Necessary dental work should be completed well in advance of a total hip replacement. During certain dental procedures, tiny amounts of bacteria enter your bloodstream, which could increase your risk of infection following hip replacement surgery.
If you live alone, you are urged to arrange for post-operative help. You will likely need help getting around for at least several weeks after your operation.
Before surgery begins, you will receive anesthesia. The specific type and the amount given will depend on several factors your doctors will carefully consider.
The typical hip replacement operation takes one to two hours. Surgeons replace the ball and socket joint with artificial components made of metal, ceramic, and plastic.
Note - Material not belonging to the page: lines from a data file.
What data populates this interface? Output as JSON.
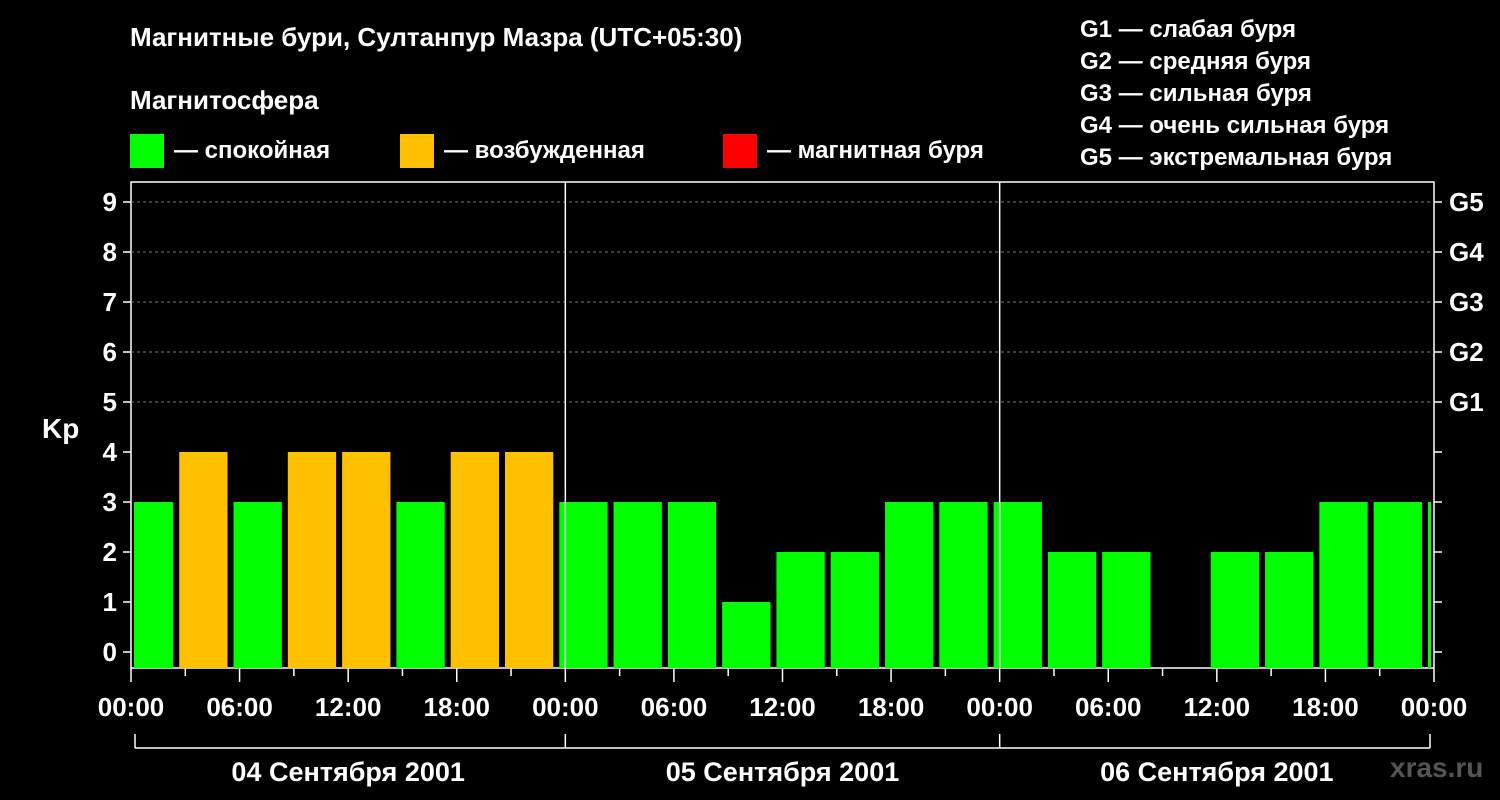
{
  "title": "Магнитные бури, Султанпур Мазра (UTC+05:30)",
  "subtitle": "Магнитосфера",
  "legend": [
    {
      "label": "— спокойная",
      "color": "#00ff00"
    },
    {
      "label": "— возбужденная",
      "color": "#ffc000"
    },
    {
      "label": "— магнитная буря",
      "color": "#ff0000"
    }
  ],
  "g_scale": [
    "G1 — слабая буря",
    "G2 — средняя буря",
    "G3 — сильная буря",
    "G4 — очень сильная буря",
    "G5 — экстремальная буря"
  ],
  "watermark": "xras.ru",
  "chart_data": {
    "type": "bar",
    "ylabel": "Kp",
    "ylim": [
      0,
      9
    ],
    "y_ticks": [
      0,
      1,
      2,
      3,
      4,
      5,
      6,
      7,
      8,
      9
    ],
    "right_axis_labels": [
      {
        "kp": 5,
        "label": "G1"
      },
      {
        "kp": 6,
        "label": "G2"
      },
      {
        "kp": 7,
        "label": "G3"
      },
      {
        "kp": 8,
        "label": "G4"
      },
      {
        "kp": 9,
        "label": "G5"
      }
    ],
    "x_tick_labels": [
      "00:00",
      "06:00",
      "12:00",
      "18:00",
      "00:00",
      "06:00",
      "12:00",
      "18:00",
      "00:00",
      "06:00",
      "12:00",
      "18:00",
      "00:00"
    ],
    "days": [
      "04 Сентября 2001",
      "05 Сентября 2001",
      "06 Сентября 2001"
    ],
    "interval_hours": 3,
    "offset_hours": -0.5,
    "colors": {
      "quiet": "#00ff00",
      "unsettled": "#ffc000",
      "storm": "#ff0000"
    },
    "values": [
      3,
      4,
      3,
      4,
      4,
      3,
      4,
      4,
      3,
      3,
      3,
      1,
      2,
      2,
      3,
      3,
      3,
      2,
      2,
      0,
      2,
      2,
      3,
      3,
      3
    ]
  }
}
You will likely spend several days in the hospital following the procedure. It is difficult for doctors to pinpoint specific full recovery timeframes. How quickly you return to your previous routine will hinge on several key factors, including:
- Wound Care – Doctors stitch the area where surgical incisions were made. Your stitches remain in place until removed by your doctor several weeks following your operation. While stitches are in place, you must prevent the healing wound from getting wet and change bandages as instructed by your surgical and post-op care team.
- Diet – You will likely be prescribed an iron supplement. Iron plays a crucial role in healing and rebuilding muscle strength. You must remain properly hydrated.
- Physical Therapy – You will likely undergo a course of physical therapy geared towards helping your healing hip recapture lost motion and strength. These exercises will be light to start and increase in intensity as your wound heals and your hip strengthens.
Though uncommon, total hip replacement surgery does involve certain risks, such as:
- Hip dislocation.
- Leg-length unevenness.
- Blood clots.
Other possible complications include loosening of the artificial implant, bleeding, nerve damage, and lingering post-surgical pain.
Researchers estimate that total hip replacement eases a recipient’s pain and mobility issues in roughly 95% of cases. You can increase your chances for long-lasting success by engaging in post-operative safeguards such as:
- Exercising – Participation in continual light exercise programs helps keep your new hips strong and mobile.
- Using Caution When Undergoing Dental Procedures – Dental procedures can heighten your risk for infection. You might need to use antibiotics before undergoing any type of oral surgery.
- Being Extra Careful – Preventing mishaps like falls is not always possible. You must use extra vigilance in trying to prevent such events. Suggested precautionary actions include not climbing ladders, avoiding particularly wet or icy surfaces, holding onto railings while walking up stairs, and not engaging in contact sports.
- Receiving Periodic Checkups – Above all, you are firmly urged to undergo periodic checkups. Doctors can track your new hip’s progress and correct any problems in their earliest possible stages.
Renowned orthopedic surgeon and sports medicine specialist Doctor Peter Howard has performed countless hip replacement procedures, using an anterolateral approach. If you were told that you are a good candidate for total hip replacement, please consult with Dr. Peter Howard.